___ Provided records

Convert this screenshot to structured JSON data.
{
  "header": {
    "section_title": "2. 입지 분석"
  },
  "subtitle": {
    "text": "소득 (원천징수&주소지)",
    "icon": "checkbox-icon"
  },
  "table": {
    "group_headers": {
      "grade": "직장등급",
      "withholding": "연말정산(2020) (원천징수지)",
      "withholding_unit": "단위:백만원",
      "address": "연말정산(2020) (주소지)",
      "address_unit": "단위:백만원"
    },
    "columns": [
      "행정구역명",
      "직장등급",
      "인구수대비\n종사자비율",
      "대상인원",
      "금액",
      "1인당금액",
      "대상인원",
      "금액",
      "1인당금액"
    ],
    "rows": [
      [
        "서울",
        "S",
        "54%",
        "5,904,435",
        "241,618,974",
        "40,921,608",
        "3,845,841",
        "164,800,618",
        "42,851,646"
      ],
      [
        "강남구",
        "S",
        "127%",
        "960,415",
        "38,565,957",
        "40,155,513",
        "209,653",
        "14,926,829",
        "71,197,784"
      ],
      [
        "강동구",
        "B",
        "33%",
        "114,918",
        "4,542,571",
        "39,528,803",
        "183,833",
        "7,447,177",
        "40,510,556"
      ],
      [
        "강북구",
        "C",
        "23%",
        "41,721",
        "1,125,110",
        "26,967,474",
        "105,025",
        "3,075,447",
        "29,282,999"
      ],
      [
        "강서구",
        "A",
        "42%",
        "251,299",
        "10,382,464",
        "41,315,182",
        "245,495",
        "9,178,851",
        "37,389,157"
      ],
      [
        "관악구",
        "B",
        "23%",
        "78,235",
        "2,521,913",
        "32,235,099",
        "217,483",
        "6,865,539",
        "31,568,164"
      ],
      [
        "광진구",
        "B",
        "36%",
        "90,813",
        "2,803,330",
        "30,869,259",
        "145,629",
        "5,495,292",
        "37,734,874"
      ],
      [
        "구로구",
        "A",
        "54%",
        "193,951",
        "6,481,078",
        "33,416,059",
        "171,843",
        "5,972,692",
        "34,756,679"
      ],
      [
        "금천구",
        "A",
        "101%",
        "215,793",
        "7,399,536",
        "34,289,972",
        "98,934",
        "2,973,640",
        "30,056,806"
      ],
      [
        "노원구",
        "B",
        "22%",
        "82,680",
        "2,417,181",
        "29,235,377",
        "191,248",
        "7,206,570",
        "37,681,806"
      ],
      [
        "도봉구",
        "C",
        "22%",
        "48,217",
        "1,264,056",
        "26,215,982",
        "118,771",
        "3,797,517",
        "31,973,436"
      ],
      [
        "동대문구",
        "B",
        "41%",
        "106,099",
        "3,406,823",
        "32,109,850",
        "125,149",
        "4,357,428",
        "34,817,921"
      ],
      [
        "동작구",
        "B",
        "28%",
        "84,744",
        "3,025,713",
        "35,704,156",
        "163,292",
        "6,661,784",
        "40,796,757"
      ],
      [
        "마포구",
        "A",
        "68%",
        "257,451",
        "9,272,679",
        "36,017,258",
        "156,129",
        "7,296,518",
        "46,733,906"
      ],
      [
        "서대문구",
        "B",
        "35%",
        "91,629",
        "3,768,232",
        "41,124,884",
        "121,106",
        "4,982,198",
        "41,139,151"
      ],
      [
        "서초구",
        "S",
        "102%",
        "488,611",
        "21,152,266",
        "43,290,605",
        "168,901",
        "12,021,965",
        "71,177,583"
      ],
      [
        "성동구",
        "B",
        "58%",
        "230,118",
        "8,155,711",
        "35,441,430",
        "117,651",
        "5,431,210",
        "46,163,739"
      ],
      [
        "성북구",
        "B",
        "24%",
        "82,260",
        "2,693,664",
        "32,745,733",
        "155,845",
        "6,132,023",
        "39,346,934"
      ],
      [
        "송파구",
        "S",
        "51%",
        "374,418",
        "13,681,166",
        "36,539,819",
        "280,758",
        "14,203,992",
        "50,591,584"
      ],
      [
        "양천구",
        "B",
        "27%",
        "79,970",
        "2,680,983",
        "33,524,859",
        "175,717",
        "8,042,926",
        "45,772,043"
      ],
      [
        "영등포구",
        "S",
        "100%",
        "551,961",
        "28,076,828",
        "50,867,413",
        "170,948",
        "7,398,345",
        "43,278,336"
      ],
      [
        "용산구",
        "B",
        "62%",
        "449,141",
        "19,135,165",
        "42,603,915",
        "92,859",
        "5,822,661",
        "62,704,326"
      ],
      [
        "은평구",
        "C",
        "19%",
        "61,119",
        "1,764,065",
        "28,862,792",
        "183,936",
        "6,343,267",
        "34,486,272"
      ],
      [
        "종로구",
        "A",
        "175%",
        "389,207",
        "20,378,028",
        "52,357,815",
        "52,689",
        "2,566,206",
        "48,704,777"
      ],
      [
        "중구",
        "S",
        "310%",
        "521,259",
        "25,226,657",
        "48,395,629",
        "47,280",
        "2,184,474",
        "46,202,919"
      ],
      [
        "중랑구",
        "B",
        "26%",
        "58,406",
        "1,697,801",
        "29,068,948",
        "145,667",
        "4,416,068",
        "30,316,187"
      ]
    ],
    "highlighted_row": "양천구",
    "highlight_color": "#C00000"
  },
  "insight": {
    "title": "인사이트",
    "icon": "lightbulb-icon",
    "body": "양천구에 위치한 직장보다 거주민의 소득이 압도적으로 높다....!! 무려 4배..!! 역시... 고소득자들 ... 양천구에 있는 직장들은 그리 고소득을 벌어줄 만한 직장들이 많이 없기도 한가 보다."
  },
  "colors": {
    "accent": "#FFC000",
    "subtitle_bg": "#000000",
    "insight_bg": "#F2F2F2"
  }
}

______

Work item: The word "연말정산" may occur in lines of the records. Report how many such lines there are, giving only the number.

Answer to the problem: 2